"Some of the decisions men have made have been disastrous for our economy," Asiyo said, adding that she thinks a more balanced parliament will yield more effective and responsible fiscal decisions.
Women also gained the right to own property under the new constitution. Historically, women have been responsible for the bulk of the agricultural duties, but until recently were unable to even inherit land from deceased family members.
"Now, for the first time, women can own land," Asiyo said. "They can bequeath that land to their children or grandchildren."
In order to raise money and encourage food production, the constitution requires landowners who do not reside on the land to pay taxes on it.
"When the British came to Kenya, they took the best and most fertile land," Asiyo explained, adding that many British landowners returned to Europe, leaving the valuable farmland to waste. New taxes encourage landowners to come back to Kenya to cultivate the land, or to sell the land back to the Kenyan government. The measure has already shown signs of success, Asiyo said.
Perhaps most significantly, Asiyo reported that the Kenyan government now boasts a more cohesive and organized infrastructure. The new constitution requires separation between the executive, legislative and judicial branches of government. With this new structure, Asiyo predicted that the government will be better able to budget funds and nurture the nation's less-developed regions.
Though it has yielded significant social and political change, the development of the new constitution was challenging, Asiyo said. Many older men were not supportive; "They didn't understand why women did not want to serve their husbands," she said.
Lawmakers struggled with such controversial topics as abortion, which eventually was made legal, with some restriction. Asiyo said that in Kenya some 26 women die per day from unsafe abortions, a toll that ultimately made it possible for the practice to be legalized.
Reorganizing the courts also proved difficult. A Kardhi court system was established to protect inheritance, familial and succession rights for Muslims. This is important, Asiyo said, because the rules for marriage and divorce especially are very different in the Muslim communities of Kenya than in the nation as a whole. Such court reforms will protect Muslims, which make up about 10 percent of the Kenyan population.
Asiyo engaged in a lengthy question-and-answer session, which allowed audience members to ask more direct questions about the constitution, and specifically the rights of women.

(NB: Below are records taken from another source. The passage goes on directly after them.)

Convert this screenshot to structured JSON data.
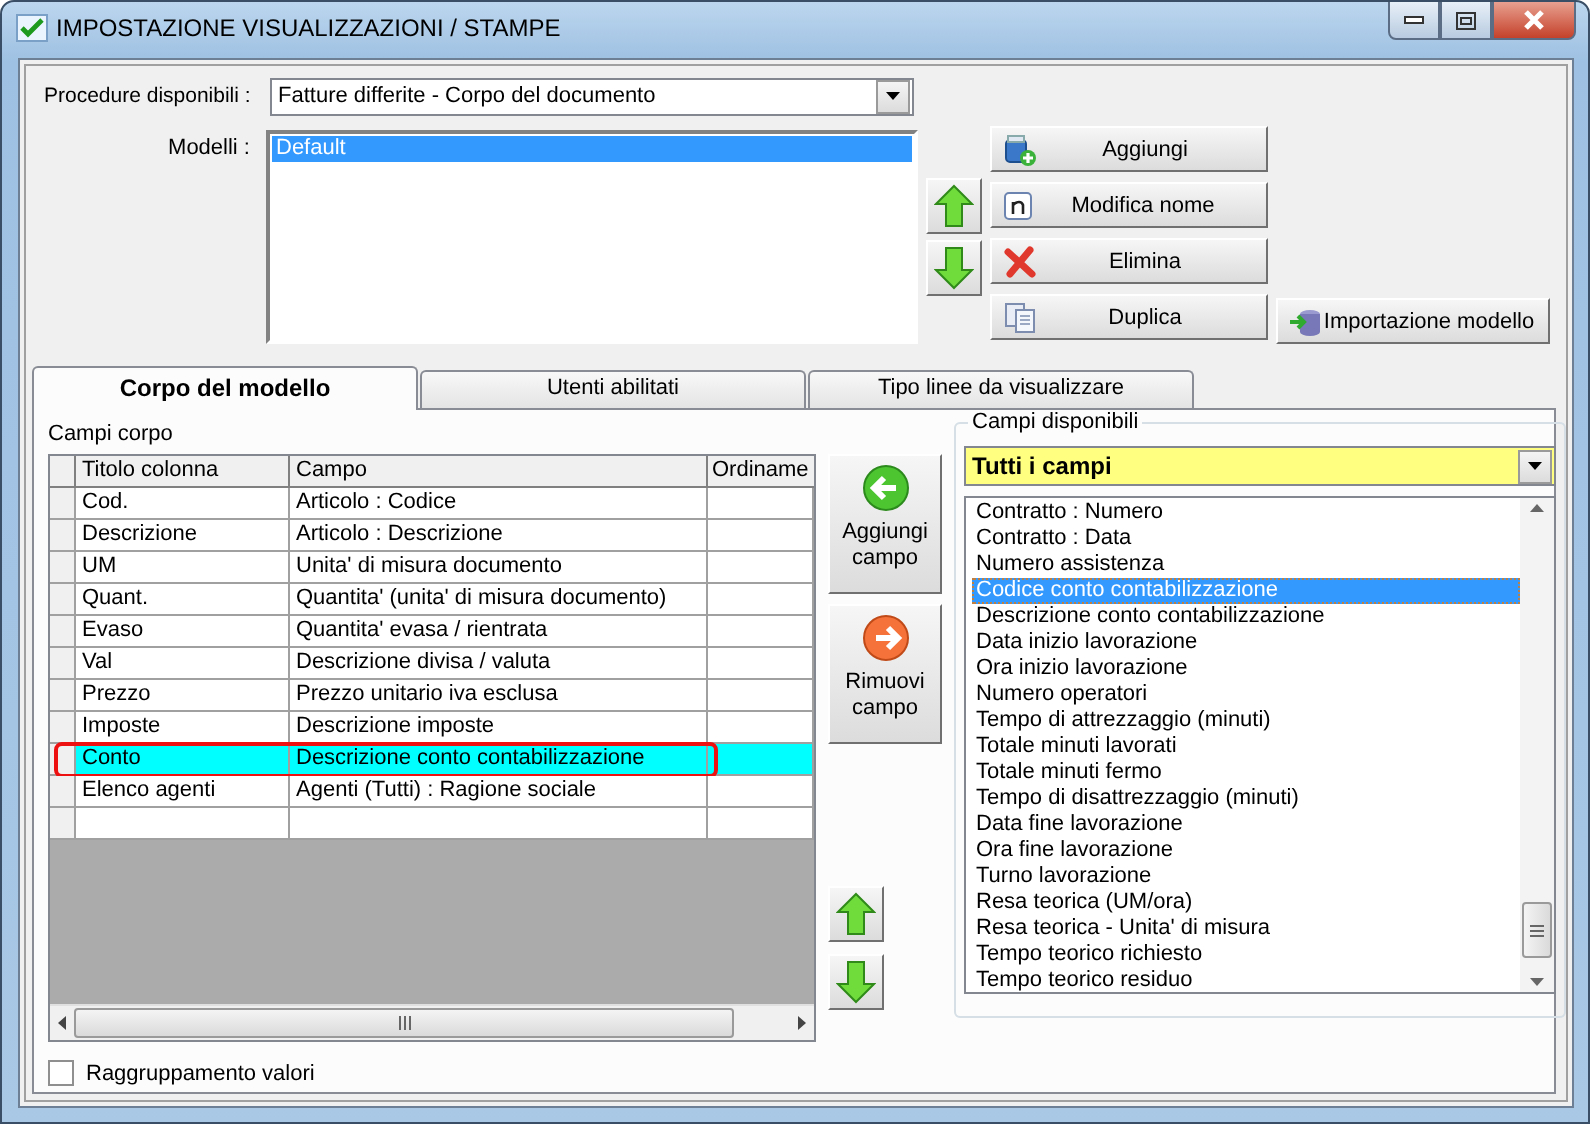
{
  "window": {
    "title": "IMPOSTAZIONE VISUALIZZAZIONI / STAMPE"
  },
  "procedure": {
    "label": "Procedure disponibili :",
    "value": "Fatture differite - Corpo del documento"
  },
  "models": {
    "label": "Modelli :",
    "items": [
      {
        "label": "Default",
        "selected": true
      }
    ]
  },
  "model_buttons": [
    {
      "label": "Aggiungi",
      "kind": "add"
    },
    {
      "label": "Modifica nome",
      "kind": "rename"
    },
    {
      "label": "Elimina",
      "kind": "delete"
    },
    {
      "label": "Duplica",
      "kind": "duplicate"
    },
    {
      "label": "Importazione modello",
      "kind": "import"
    }
  ],
  "tabs": [
    {
      "label": "Corpo del modello",
      "selected": true
    },
    {
      "label": "Utenti abilitati",
      "selected": false
    },
    {
      "label": "Tipo linee da visualizzare",
      "selected": false
    }
  ],
  "body_fields": {
    "title": "Campi corpo",
    "columns": [
      "Titolo colonna",
      "Campo",
      "Ordiname"
    ],
    "rows": [
      {
        "title": "Cod.",
        "field": "Articolo : Codice",
        "selected": false,
        "marked": false
      },
      {
        "title": "Descrizione",
        "field": "Articolo : Descrizione",
        "selected": false,
        "marked": false
      },
      {
        "title": "UM",
        "field": "Unita' di misura documento",
        "selected": false,
        "marked": false
      },
      {
        "title": "Quant.",
        "field": "Quantita' (unita' di misura documento)",
        "selected": false,
        "marked": false
      },
      {
        "title": "Evaso",
        "field": "Quantita' evasa / rientrata",
        "selected": false,
        "marked": false
      },
      {
        "title": "Val",
        "field": "Descrizione divisa / valuta",
        "selected": false,
        "marked": false
      },
      {
        "title": "Prezzo",
        "field": "Prezzo unitario iva esclusa",
        "selected": false,
        "marked": false
      },
      {
        "title": "Imposte",
        "field": "Descrizione imposte",
        "selected": false,
        "marked": false
      },
      {
        "title": "Conto",
        "field": "Descrizione conto contabilizzazione",
        "selected": true,
        "marked": true
      },
      {
        "title": "Elenco agenti",
        "field": "Agenti (Tutti) : Ragione sociale",
        "selected": false,
        "marked": false
      }
    ]
  },
  "field_buttons": [
    {
      "label": "Aggiungi campo",
      "kind": "add"
    },
    {
      "label": "Rimuovi campo",
      "kind": "remove"
    }
  ],
  "available": {
    "title": "Campi disponibili",
    "filter": "Tutti i campi",
    "items": [
      {
        "label": "Contratto : Numero",
        "selected": false
      },
      {
        "label": "Contratto : Data",
        "selected": false
      },
      {
        "label": "Numero assistenza",
        "selected": false
      },
      {
        "label": "Codice conto contabilizzazione",
        "selected": true
      },
      {
        "label": "Descrizione conto contabilizzazione",
        "selected": false
      },
      {
        "label": "Data inizio lavorazione",
        "selected": false
      },
      {
        "label": "Ora inizio lavorazione",
        "selected": false
      },
      {
        "label": "Numero operatori",
        "selected": false
      },
      {
        "label": "Tempo di attrezzaggio (minuti)",
        "selected": false
      },
      {
        "label": "Totale minuti lavorati",
        "selected": false
      },
      {
        "label": "Totale minuti fermo",
        "selected": false
      },
      {
        "label": "Tempo di disattrezzaggio (minuti)",
        "selected": false
      },
      {
        "label": "Data fine lavorazione",
        "selected": false
      },
      {
        "label": "Ora fine lavorazione",
        "selected": false
      },
      {
        "label": "Turno lavorazione",
        "selected": false
      },
      {
        "label": "Resa teorica (UM/ora)",
        "selected": false
      },
      {
        "label": "Resa teorica - Unita' di misura",
        "selected": false
      },
      {
        "label": "Tempo teorico richiesto",
        "selected": false
      },
      {
        "label": "Tempo teorico residuo",
        "selected": false
      }
    ]
  },
  "grouping": {
    "label": "Raggruppamento valori",
    "checked": false
  }
}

Looking to the future, Asiyo noted the importance of female education and empowerment.
"Now I see the efforts that I and the few other women in the house made are bearing fruit," she said.